Estonia, the early 20th century. One evening as he is leaving the factory where he works, August bumps into the director of the Estonia Theatre. He gives up his blue-collar job and joins the theatre troupe, whose members turn out be as crazy as they are hyper-sensitive: Pinna, the founder, the actors Alexander, Eeda, Sällik and Oskar, and also Erika, his future wife, who joins the theatre shortly after his arrival. She comes to the embody the Butterfly, the theatre’s emblem, and injects a lightness into proceedings which is so lacking in the country at the turn of the century.

The Estonia stage is soon the only place where liberty and love can still resonate and where there is still space for mischief, fun and games and the joys of friendship. But like the butterfly, the theatre is fragile – the brutal reality of the world encroaches and the grey dog which embodies it prowls in the vicinity, threatening to subject this close-knit troupe of dreamers to violence, separation and death.

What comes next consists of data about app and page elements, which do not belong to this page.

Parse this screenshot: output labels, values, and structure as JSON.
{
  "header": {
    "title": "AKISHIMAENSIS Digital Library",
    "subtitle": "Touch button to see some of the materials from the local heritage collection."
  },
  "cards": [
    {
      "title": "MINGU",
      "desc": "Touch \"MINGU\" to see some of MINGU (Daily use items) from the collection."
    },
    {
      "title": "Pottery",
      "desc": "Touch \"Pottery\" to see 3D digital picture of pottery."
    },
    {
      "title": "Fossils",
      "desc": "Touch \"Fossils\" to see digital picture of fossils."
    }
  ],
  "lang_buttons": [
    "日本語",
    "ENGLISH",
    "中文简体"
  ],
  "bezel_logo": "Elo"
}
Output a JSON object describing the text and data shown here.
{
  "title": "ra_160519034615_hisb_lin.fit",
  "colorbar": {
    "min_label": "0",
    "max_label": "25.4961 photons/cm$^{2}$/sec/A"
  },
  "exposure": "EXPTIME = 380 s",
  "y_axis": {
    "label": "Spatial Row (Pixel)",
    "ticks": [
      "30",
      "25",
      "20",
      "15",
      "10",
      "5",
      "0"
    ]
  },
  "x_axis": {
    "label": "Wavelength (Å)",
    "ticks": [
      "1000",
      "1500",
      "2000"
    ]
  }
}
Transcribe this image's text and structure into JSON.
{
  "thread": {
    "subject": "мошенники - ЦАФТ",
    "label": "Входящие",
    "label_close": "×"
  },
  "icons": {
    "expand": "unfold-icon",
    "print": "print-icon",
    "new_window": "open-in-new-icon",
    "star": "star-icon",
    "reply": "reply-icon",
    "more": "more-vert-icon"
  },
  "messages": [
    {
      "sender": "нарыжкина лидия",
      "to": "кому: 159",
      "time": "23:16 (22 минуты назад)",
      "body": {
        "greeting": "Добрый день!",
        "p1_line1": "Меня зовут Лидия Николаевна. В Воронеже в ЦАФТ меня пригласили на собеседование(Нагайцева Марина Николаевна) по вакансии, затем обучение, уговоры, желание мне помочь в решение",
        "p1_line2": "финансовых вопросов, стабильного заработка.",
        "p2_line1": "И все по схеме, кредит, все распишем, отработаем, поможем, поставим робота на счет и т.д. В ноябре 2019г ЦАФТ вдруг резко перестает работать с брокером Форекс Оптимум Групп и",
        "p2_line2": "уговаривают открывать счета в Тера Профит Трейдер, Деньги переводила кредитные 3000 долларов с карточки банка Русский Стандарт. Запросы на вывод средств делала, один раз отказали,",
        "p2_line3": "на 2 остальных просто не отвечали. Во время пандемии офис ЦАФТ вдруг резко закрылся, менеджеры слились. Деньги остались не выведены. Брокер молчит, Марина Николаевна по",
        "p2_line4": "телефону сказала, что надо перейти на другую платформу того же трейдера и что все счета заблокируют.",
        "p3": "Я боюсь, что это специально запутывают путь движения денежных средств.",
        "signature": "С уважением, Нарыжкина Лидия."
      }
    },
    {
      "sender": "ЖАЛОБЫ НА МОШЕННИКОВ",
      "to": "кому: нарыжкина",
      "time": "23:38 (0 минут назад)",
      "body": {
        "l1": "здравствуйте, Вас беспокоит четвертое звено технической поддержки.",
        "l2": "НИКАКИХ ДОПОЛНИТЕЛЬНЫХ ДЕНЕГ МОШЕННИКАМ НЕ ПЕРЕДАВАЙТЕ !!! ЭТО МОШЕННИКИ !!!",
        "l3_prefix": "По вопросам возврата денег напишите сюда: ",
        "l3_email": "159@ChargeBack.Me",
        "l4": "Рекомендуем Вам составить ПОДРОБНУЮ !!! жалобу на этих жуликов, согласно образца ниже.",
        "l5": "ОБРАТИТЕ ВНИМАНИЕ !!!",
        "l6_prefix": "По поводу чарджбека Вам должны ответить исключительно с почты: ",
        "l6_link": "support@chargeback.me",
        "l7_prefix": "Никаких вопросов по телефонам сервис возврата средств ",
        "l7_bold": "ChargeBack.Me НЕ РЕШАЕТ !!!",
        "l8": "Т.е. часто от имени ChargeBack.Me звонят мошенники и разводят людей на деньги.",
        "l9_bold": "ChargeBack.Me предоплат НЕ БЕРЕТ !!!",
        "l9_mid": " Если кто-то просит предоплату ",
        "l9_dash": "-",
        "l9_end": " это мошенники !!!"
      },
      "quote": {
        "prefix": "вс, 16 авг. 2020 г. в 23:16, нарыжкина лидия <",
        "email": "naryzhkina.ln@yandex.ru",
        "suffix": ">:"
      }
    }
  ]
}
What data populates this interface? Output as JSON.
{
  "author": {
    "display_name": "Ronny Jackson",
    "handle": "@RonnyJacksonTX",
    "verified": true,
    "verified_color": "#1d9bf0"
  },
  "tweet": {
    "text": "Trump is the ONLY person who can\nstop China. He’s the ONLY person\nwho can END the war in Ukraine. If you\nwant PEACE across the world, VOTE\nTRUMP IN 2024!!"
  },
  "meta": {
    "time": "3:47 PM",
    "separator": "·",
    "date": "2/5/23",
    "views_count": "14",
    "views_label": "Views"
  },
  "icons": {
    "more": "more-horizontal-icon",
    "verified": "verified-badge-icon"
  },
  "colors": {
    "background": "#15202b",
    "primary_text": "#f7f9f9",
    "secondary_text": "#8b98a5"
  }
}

Le Papillon is Andrus Kivirähk’s debut novel and the unexpected fruit of research that he was carrying out into the history of Estonian theatre. Fascinated by the subject matter, the author abandoned his research project halfway through and instead incorporated the material into a novel which blends history and fiction. It features actors who really existed, but also the first expressions of the writer’s vivid imagination (including the bird women, the werewolf actor and the dog who personifies Death). However, what makes this book so special and so appealing in the context of Kivirähk’s body of work is its melancholy beauty. Until the collapse of the Soviet Union, the Estonian people largely lived in the Middle Ages and their lives were marked by oppression and invasions. Over the course of nearly a millennium, the country only experienced independence once, in the twentieth century during the golden inter-war hiatus. In depicting a troupe of actors who will experience both the dawn and the end of this hiatus, Andrus Kivirähk paints a moving portrait of simple, brave and resilient people whose humanity is their only defence against barbarism.